ECFA beneficial to Taiwan’s pursuit of future FTAs: WTO
29 July 2013
CNA/BRUSSELS — The Economic Cooperation Framework Agreement (ECFA), signed between Taiwan and China on June 29, 2010, helps Taiwan participate in regional economic integration, according to a book published by the World Trade Organization (WTO) in June of this year.
Apart from being a free trade agreement (FTA), ECFA “offers a framework through which China is expected no longer to object to Chinese Taipei’s negotiations of FTAs with third parties,” said Craig VanGrasstek, a scholar of the political economy of trade policy at the Harvard Kennedy School, in the WTO book “The History and Future of the World Trade Organization.”
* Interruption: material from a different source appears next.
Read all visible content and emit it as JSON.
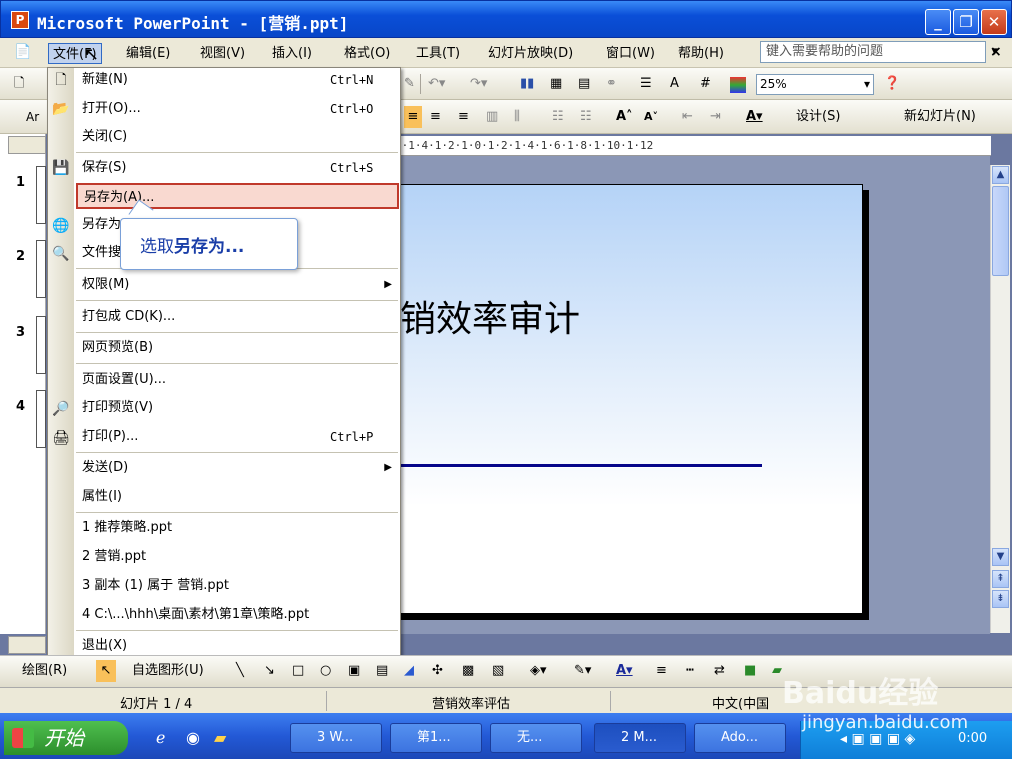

In addition to reviewing the WTO’s creation, achievements and obstacles, VanGrasstek also describes and analyzes Taiwan and China’s struggles and development within multilateral trading systems.
Before 2010, the regional trade agreements (RTAs) that Taiwan and China negotiated were “caught up with questions about the two WTO members’ diplomatic recognition,” VanGrasstek pointed out.
The issue arose when Taiwan was negotiating an FTA with Paraguay in 2004, VanGrasstek said, noting that the negotiations became complicated because Paraguay recognized Taiwan while its Mercosur partners recognized China.
Similarly, he added, China’s FTA negotiation with Costa Rica was formally initiated only a year after the Latin American country shifted its diplomatic recognition from Taiwan to China in 2007.
However, according to VanGrasstek, “the cross-straits competition over RTAs subsided with the conclusion of the Economic Cooperation Framework Agreement between Beijing and Taipei City.”
When the two sides signed the ECFA in 2010, Taiwan’s government emphasized that the framework would pave the way for other countries to start FTA or economic cooperation negotiations with Taiwan, while the opposing party criticized the signing of the agreement as a fruitless effort.
Three years later, on July 10, Taiwan signed an economic cooperation agreement with New Zealand, marking the first free trade pact that Taiwan has ever signed with a developed country with which it does not maintain diplomatic relations.
The pact, named Agreement between New Zealand and the Separate Customs Territory of Taiwan, Penghu, Kinmen and Matsu on Economic Cooperation (ANZTEC), is significant for Taiwan’s integration into the regional economy and will boost Taiwan’s prospects of joining the Trans-Pacific Partnership (TPP) and Regional Comprehensive Economic Partnership (RCEP).